WHAT YOU HAVE TO DO
All lines in the records below with the word "this" must be returned.

[Collected data entries]
· · · · · · ·
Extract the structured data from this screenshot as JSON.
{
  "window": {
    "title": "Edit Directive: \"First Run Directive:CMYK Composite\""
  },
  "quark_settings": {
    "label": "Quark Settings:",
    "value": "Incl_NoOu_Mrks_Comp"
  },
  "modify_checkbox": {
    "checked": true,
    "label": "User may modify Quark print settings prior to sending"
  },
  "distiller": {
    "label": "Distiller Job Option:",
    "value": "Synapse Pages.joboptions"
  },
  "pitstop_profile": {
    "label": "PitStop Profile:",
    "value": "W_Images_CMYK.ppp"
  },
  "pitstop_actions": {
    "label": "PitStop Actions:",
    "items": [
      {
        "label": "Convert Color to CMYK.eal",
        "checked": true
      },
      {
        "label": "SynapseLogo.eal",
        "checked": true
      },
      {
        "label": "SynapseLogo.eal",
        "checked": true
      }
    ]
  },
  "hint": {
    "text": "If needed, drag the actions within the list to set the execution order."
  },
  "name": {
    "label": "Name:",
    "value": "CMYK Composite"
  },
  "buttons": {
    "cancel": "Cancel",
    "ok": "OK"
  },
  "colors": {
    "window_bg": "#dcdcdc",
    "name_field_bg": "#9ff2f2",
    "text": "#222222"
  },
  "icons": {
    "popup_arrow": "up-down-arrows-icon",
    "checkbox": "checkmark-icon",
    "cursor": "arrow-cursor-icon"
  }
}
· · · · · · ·
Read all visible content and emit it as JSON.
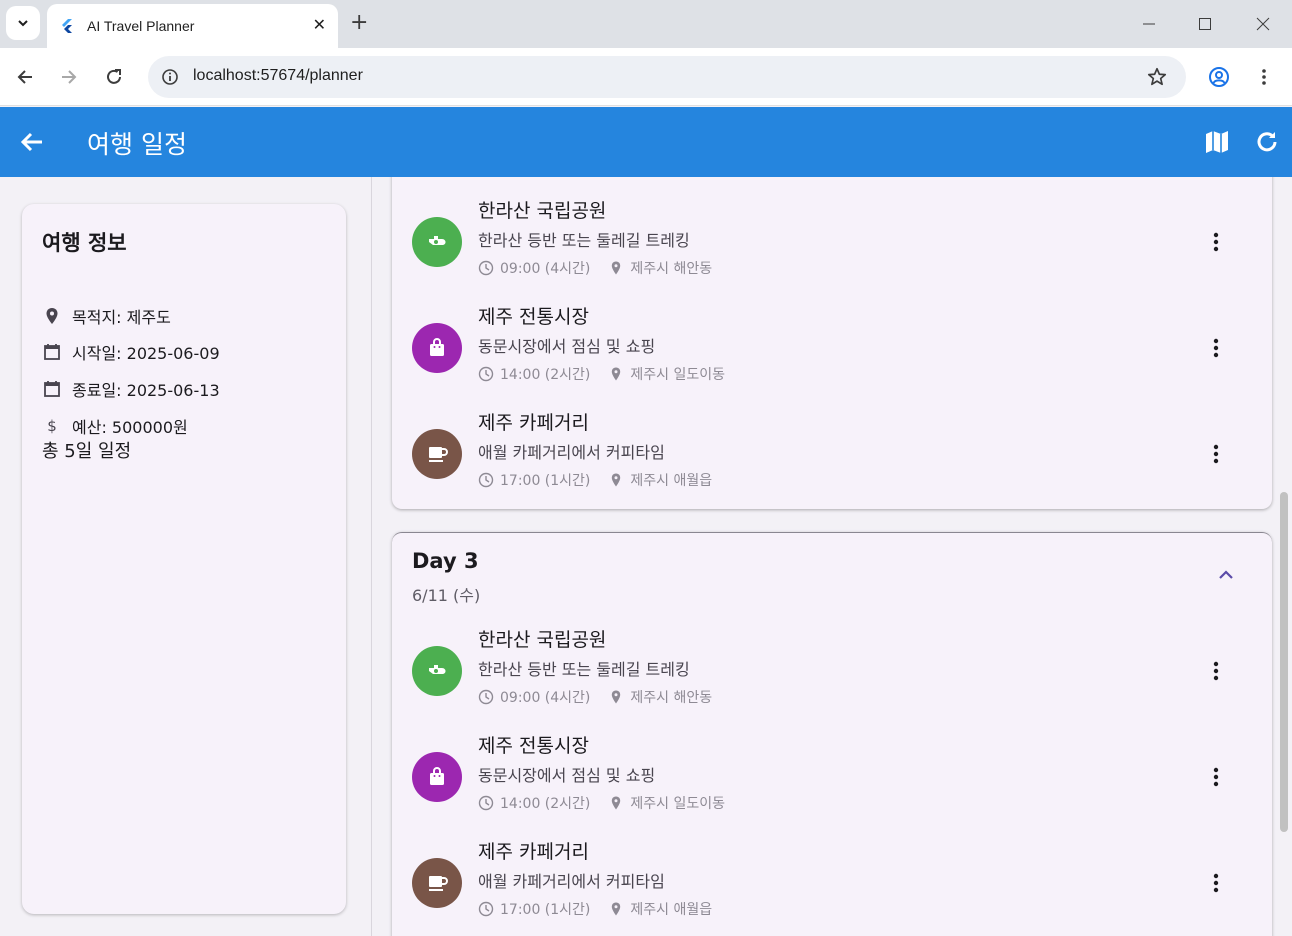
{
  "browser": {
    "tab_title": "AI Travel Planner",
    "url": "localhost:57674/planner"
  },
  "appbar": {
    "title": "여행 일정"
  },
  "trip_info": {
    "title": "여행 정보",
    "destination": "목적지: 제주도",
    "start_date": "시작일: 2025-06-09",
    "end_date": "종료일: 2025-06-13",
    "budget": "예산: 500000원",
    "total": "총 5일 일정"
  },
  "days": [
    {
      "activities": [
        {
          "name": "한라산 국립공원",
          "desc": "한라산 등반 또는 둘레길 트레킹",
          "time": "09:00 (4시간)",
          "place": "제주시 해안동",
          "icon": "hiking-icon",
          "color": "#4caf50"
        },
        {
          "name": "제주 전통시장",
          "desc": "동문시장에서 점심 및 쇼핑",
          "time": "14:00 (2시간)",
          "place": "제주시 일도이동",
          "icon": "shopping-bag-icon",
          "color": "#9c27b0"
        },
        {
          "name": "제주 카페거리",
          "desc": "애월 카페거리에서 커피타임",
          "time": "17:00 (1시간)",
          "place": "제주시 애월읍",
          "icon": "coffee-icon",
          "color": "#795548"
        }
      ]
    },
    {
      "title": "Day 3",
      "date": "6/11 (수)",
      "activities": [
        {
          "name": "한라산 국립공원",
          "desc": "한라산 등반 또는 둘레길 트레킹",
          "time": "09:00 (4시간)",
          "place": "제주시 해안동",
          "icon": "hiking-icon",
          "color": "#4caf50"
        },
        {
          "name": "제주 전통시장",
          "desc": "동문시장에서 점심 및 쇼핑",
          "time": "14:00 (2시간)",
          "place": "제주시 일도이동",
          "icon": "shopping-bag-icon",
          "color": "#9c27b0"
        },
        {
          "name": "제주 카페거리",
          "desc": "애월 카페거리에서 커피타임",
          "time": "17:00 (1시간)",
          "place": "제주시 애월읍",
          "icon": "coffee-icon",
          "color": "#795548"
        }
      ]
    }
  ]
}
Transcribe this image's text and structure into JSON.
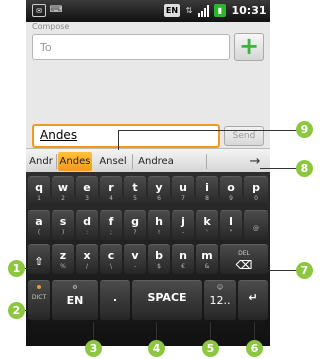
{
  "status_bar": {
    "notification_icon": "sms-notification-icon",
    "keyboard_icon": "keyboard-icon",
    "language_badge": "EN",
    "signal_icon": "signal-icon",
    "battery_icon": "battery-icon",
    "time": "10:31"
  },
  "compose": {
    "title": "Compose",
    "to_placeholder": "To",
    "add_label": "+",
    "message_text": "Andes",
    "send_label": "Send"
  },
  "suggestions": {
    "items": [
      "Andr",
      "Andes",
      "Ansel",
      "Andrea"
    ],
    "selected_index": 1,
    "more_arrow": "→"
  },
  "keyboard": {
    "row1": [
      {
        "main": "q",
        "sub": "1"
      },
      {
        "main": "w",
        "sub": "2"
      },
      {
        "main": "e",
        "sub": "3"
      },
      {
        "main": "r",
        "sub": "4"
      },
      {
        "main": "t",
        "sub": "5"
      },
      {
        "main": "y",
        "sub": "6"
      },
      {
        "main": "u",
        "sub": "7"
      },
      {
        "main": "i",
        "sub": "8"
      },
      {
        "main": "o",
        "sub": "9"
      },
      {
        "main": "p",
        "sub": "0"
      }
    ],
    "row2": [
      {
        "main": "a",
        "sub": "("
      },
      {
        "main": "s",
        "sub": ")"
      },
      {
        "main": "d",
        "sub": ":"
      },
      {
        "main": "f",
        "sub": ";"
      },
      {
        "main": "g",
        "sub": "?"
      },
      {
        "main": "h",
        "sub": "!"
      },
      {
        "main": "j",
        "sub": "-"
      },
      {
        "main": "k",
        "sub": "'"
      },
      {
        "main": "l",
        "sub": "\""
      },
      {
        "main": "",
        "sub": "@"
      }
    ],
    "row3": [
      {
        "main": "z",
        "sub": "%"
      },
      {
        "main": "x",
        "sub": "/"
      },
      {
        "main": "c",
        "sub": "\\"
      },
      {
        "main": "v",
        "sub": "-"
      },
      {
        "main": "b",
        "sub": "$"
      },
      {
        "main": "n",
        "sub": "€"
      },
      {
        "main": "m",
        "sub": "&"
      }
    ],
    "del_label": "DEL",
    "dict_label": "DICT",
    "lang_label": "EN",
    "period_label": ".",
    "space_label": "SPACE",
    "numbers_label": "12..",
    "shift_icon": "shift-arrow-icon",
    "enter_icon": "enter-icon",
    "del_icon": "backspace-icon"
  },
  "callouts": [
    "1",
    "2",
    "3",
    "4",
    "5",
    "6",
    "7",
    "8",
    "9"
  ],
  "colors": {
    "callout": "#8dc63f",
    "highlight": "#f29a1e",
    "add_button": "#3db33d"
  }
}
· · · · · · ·
SOLVED EXERCISE
Extract the structured data from this screenshot as JSON.
Transcribe this image's text and structure into JSON.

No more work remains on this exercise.